On June 5, 1998, a meeting was held at Hyten Corporation, between Bill Knapp, director of sales, and John Rich, director of engineering. The purpose of the meeting was to discuss the development of a new product for a special customer application. The requirements included a very difficult, tight-time schedule. The key to the success of the project would depend on timely completion of individual tasks by various departments.
Bill Knapp: The Business Development Department was established to provide coordination between departments, but they have not really helped.
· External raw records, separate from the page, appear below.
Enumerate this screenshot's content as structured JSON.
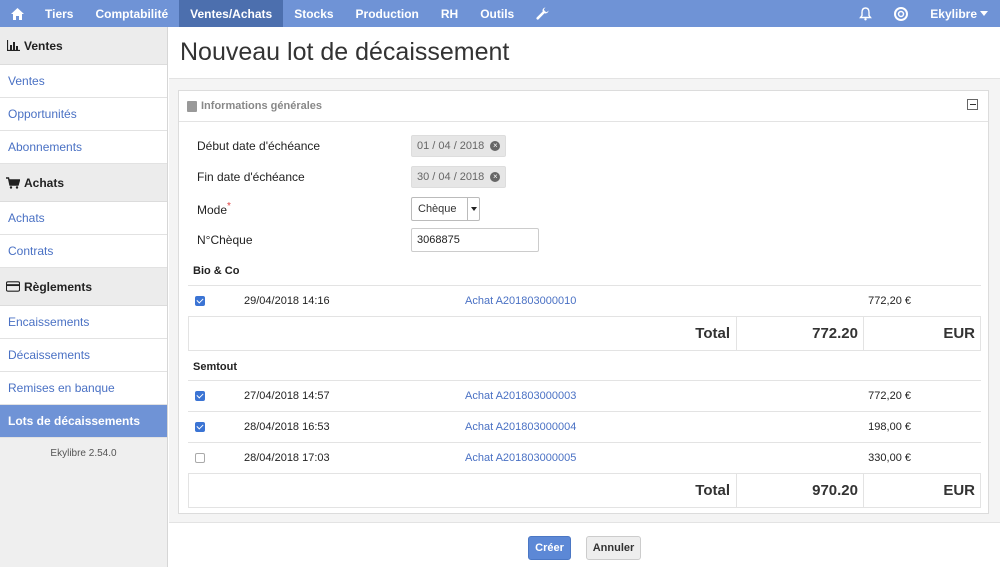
{
  "topnav": {
    "items": [
      {
        "label": "Tiers",
        "active": false
      },
      {
        "label": "Comptabilité",
        "active": false
      },
      {
        "label": "Ventes/Achats",
        "active": true
      },
      {
        "label": "Stocks",
        "active": false
      },
      {
        "label": "Production",
        "active": false
      },
      {
        "label": "RH",
        "active": false
      },
      {
        "label": "Outils",
        "active": false
      }
    ],
    "user": "Ekylibre"
  },
  "sidebar": {
    "sections": [
      {
        "title": "Ventes",
        "items": [
          "Ventes",
          "Opportunités",
          "Abonnements"
        ]
      },
      {
        "title": "Achats",
        "items": [
          "Achats",
          "Contrats"
        ]
      },
      {
        "title": "Règlements",
        "items": [
          "Encaissements",
          "Décaissements",
          "Remises en banque",
          "Lots de décaissements"
        ]
      }
    ],
    "active_item": "Lots de décaissements",
    "version": "Ekylibre 2.54.0"
  },
  "page": {
    "title": "Nouveau lot de décaissement",
    "panel_title": "Informations générales"
  },
  "form": {
    "start_label": "Début date d'échéance",
    "start_value": "01 / 04 / 2018",
    "end_label": "Fin date d'échéance",
    "end_value": "30 / 04 / 2018",
    "mode_label": "Mode",
    "mode_value": "Chèque",
    "cheque_label": "N°Chèque",
    "cheque_value": "3068875"
  },
  "groups": [
    {
      "name": "Bio & Co",
      "rows": [
        {
          "checked": true,
          "date": "29/04/2018 14:16",
          "ref": "Achat A201803000010",
          "amount": "772,20 €"
        }
      ],
      "total_label": "Total",
      "total_value": "772.20",
      "currency": "EUR"
    },
    {
      "name": "Semtout",
      "rows": [
        {
          "checked": true,
          "date": "27/04/2018 14:57",
          "ref": "Achat A201803000003",
          "amount": "772,20 €"
        },
        {
          "checked": true,
          "date": "28/04/2018 16:53",
          "ref": "Achat A201803000004",
          "amount": "198,00 €"
        },
        {
          "checked": false,
          "date": "28/04/2018 17:03",
          "ref": "Achat A201803000005",
          "amount": "330,00 €"
        }
      ],
      "total_label": "Total",
      "total_value": "970.20",
      "currency": "EUR"
    }
  ],
  "actions": {
    "create": "Créer",
    "cancel": "Annuler"
  },
  "colors": {
    "nav": "#6f93d6",
    "nav_active": "#4c6fae",
    "link": "#4a71c4",
    "checkbox": "#3b74d4"
  }
}
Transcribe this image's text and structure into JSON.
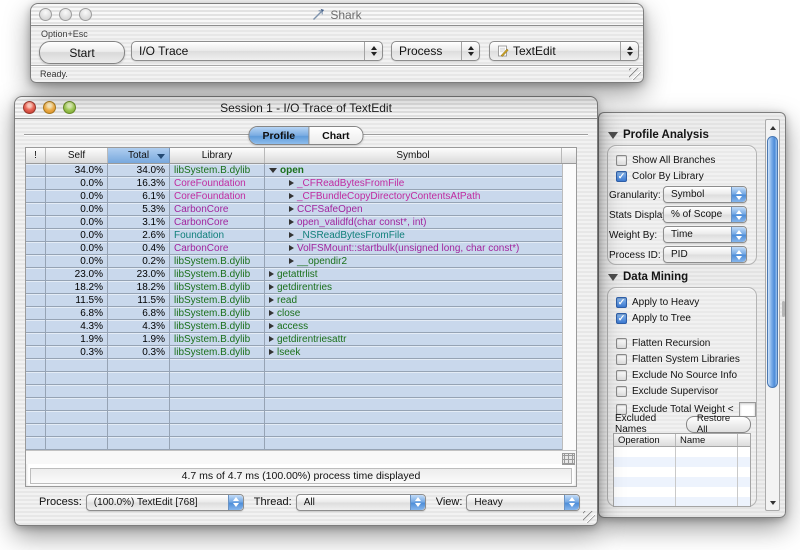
{
  "shark_window": {
    "title": "Shark",
    "hotkey_label": "Option+Esc",
    "start_button": "Start",
    "config_popup": "I/O Trace",
    "target_popup": "Process",
    "process_popup": "TextEdit",
    "status": "Ready."
  },
  "session_window": {
    "title": "Session 1 - I/O Trace of TextEdit",
    "tabs": [
      {
        "label": "Profile",
        "selected": true
      },
      {
        "label": "Chart",
        "selected": false
      }
    ],
    "table": {
      "columns": [
        "!",
        "Self",
        "Total",
        "Library",
        "Symbol"
      ],
      "sort_column": "Total",
      "rows": [
        {
          "self": "34.0%",
          "total": "34.0%",
          "library": "libSystem.B.dylib",
          "symbol": "open",
          "disclosure": "open",
          "indent": 0,
          "color": "#1a701a"
        },
        {
          "self": "0.0%",
          "total": "16.3%",
          "library": "CoreFoundation",
          "symbol": "_CFReadBytesFromFile",
          "disclosure": "closed",
          "indent": 1,
          "color": "#c02ba0"
        },
        {
          "self": "0.0%",
          "total": "6.1%",
          "library": "CoreFoundation",
          "symbol": "_CFBundleCopyDirectoryContentsAtPath",
          "disclosure": "closed",
          "indent": 1,
          "color": "#c02ba0"
        },
        {
          "self": "0.0%",
          "total": "5.3%",
          "library": "CarbonCore",
          "symbol": "CCFSafeOpen",
          "disclosure": "closed",
          "indent": 1,
          "color": "#a2259e"
        },
        {
          "self": "0.0%",
          "total": "3.1%",
          "library": "CarbonCore",
          "symbol": "open_validfd(char const*, int)",
          "disclosure": "closed",
          "indent": 1,
          "color": "#a2259e"
        },
        {
          "self": "0.0%",
          "total": "2.6%",
          "library": "Foundation",
          "symbol": "_NSReadBytesFromFile",
          "disclosure": "closed",
          "indent": 1,
          "color": "#0f7f7a"
        },
        {
          "self": "0.0%",
          "total": "0.4%",
          "library": "CarbonCore",
          "symbol": "VolFSMount::startbulk(unsigned long, char const*)",
          "disclosure": "closed",
          "indent": 1,
          "color": "#a2259e"
        },
        {
          "self": "0.0%",
          "total": "0.2%",
          "library": "libSystem.B.dylib",
          "symbol": "__opendir2",
          "disclosure": "closed",
          "indent": 1,
          "color": "#1a701a"
        },
        {
          "self": "23.0%",
          "total": "23.0%",
          "library": "libSystem.B.dylib",
          "symbol": "getattrlist",
          "disclosure": "closed",
          "indent": 0,
          "color": "#1a701a"
        },
        {
          "self": "18.2%",
          "total": "18.2%",
          "library": "libSystem.B.dylib",
          "symbol": "getdirentries",
          "disclosure": "closed",
          "indent": 0,
          "color": "#1a701a"
        },
        {
          "self": "11.5%",
          "total": "11.5%",
          "library": "libSystem.B.dylib",
          "symbol": "read",
          "disclosure": "closed",
          "indent": 0,
          "color": "#1a701a"
        },
        {
          "self": "6.8%",
          "total": "6.8%",
          "library": "libSystem.B.dylib",
          "symbol": "close",
          "disclosure": "closed",
          "indent": 0,
          "color": "#1a701a"
        },
        {
          "self": "4.3%",
          "total": "4.3%",
          "library": "libSystem.B.dylib",
          "symbol": "access",
          "disclosure": "closed",
          "indent": 0,
          "color": "#1a701a"
        },
        {
          "self": "1.9%",
          "total": "1.9%",
          "library": "libSystem.B.dylib",
          "symbol": "getdirentriesattr",
          "disclosure": "closed",
          "indent": 0,
          "color": "#1a701a"
        },
        {
          "self": "0.3%",
          "total": "0.3%",
          "library": "libSystem.B.dylib",
          "symbol": "lseek",
          "disclosure": "closed",
          "indent": 0,
          "color": "#1a701a"
        }
      ],
      "empty_row_count": 7
    },
    "status_text": "4.7 ms of 4.7 ms (100.00%) process time displayed",
    "footer": {
      "process_label": "Process:",
      "process_value": "(100.0%) TextEdit [768]",
      "thread_label": "Thread:",
      "thread_value": "All",
      "view_label": "View:",
      "view_value": "Heavy"
    }
  },
  "drawer": {
    "profile_analysis": {
      "title": "Profile Analysis",
      "checkboxes": [
        {
          "label": "Show All Branches",
          "checked": false
        },
        {
          "label": "Color By Library",
          "checked": true
        }
      ],
      "popups": [
        {
          "label": "Granularity:",
          "value": "Symbol"
        },
        {
          "label": "Stats Display:",
          "value": "% of Scope"
        },
        {
          "label": "Weight By:",
          "value": "Time"
        },
        {
          "label": "Process ID:",
          "value": "PID"
        }
      ]
    },
    "data_mining": {
      "title": "Data Mining",
      "checkboxes_top": [
        {
          "label": "Apply to Heavy",
          "checked": true
        },
        {
          "label": "Apply to Tree",
          "checked": true
        }
      ],
      "checkboxes_bottom": [
        {
          "label": "Flatten Recursion",
          "checked": false
        },
        {
          "label": "Flatten System Libraries",
          "checked": false
        },
        {
          "label": "Exclude No Source Info",
          "checked": false
        },
        {
          "label": "Exclude Supervisor",
          "checked": false
        },
        {
          "label": "Exclude Total Weight <",
          "checked": false,
          "has_field": true,
          "field_value": ""
        }
      ],
      "excluded_names": {
        "label": "Excluded Names",
        "button": "Restore All",
        "columns": [
          "Operation",
          "Name"
        ],
        "empty_row_count": 6
      }
    }
  },
  "colors": {
    "row_blue": "#c9d8ec",
    "sorted_header_blue": "#78a8dd",
    "selected_tab_blue": "#7aace2",
    "libSystem_green": "#1a701a",
    "coreFoundation_magenta": "#c02ba0",
    "carbonCore_purple": "#a2259e",
    "foundation_teal": "#0f7f7a"
  }
}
They just stick their nose in when things are going good and mess everything up. They have been out to see several customers, giving them information and delivery dates that we can't possibly meet.
John Rich: I have several engineers who have MBA degrees and are pushing hard for better positions within engineering or management. They keep talking that formal project management is what we should have at Hyten. The informal approach we use just doesn't work all the time. But I'm not sure that just any type of project management will work in our division.
Knapp: Well, I wonder who Business Development will tap to coordinate this project? It would be better to get the manager from inside the organization instead of hiring someone from outside.
*Reprinted from H. Kerzner, Applied Project Management: Best Practices on Implementation. New York: John Wiley, 2000, pp. 397-406.
Was this article helpful?